Container Sizes: #1, #5, #15

Sunset Garden Zones: 1-21

Minimum USDA Hardiness Zone: 5

A Bit More

Bignonia radicans was renamed Campsis radicans after genome sequencing revealed that it was actually related to a different part of the Bignoniaceae family.  Both botanical names for Common Trumpet Creeper are still in fairly common use.  A beautiful deciduous vine, Bignonia radicans demands careful consideration in placement, but rewards with clusters of large carnelian-red blossoms which attract hummingbirds and butterflies.  Trumpet Creeper climbs 40 feet or more using aerial rootlets which will cling to just about any supportive surface, and vines can become so top-heavy that they pull away.  Prune when dormant to avoid this.  Watch Bignonia radicans for suckers, and dig them out as soon as you notice them; they will quickly invade other spaces and become pervasive if not controlled.  Plant this vine in areas where dramatic flower and foliage are desired, far away from property lines, so as to not inflict surprise trumpet vines on neighbors.

A Bit More
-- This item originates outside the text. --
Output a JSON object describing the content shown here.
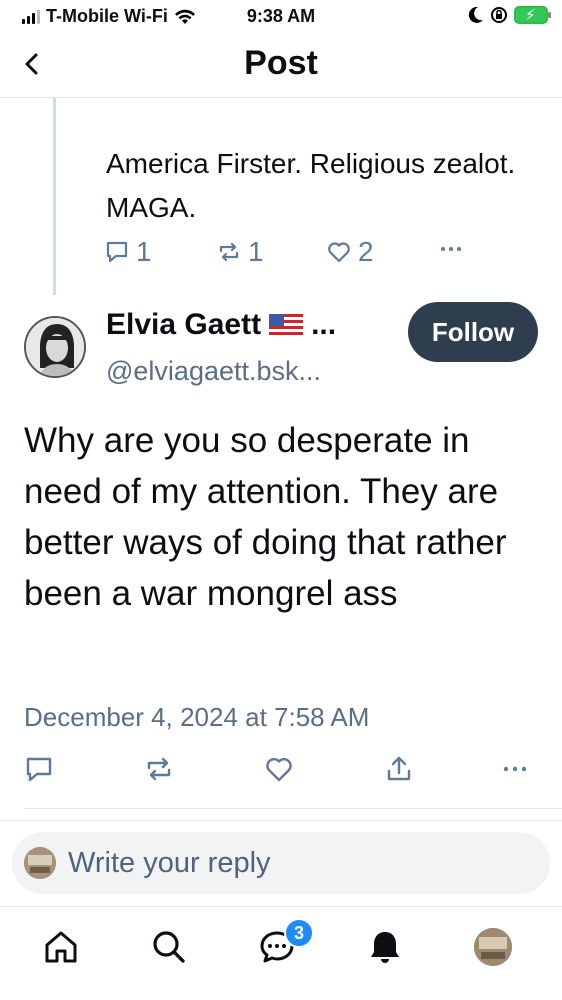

Bignonia radicans was renamed Campsis radicans after genome sequencing revealed that it was actually related to a different part of the Bignoniaceae family.  Both botanical names for Common Trumpet Creeper are still in fairly common use.  A beautiful deciduous vine, Bignonia radicans demands careful consideration in placement, but rewards with clusters of large carnelian-red blossoms which attract hummingbirds and butterflies.  Trumpet Creeper climbs 40 feet or more using aerial rootlets which will cling to just about any supportive surface, and vines can become so top-heavy that they pull away.  Prune when dormant to avoid this.  Watch Bignonia radicans for suckers, and dig them out as soon as you notice them; they will quickly invade other spaces and become pervasive if not controlled.  Plant this vine in areas where dramatic flower and foliage are desired, far away from property lines, so as to not inflict surprise trumpet vines on neighbors.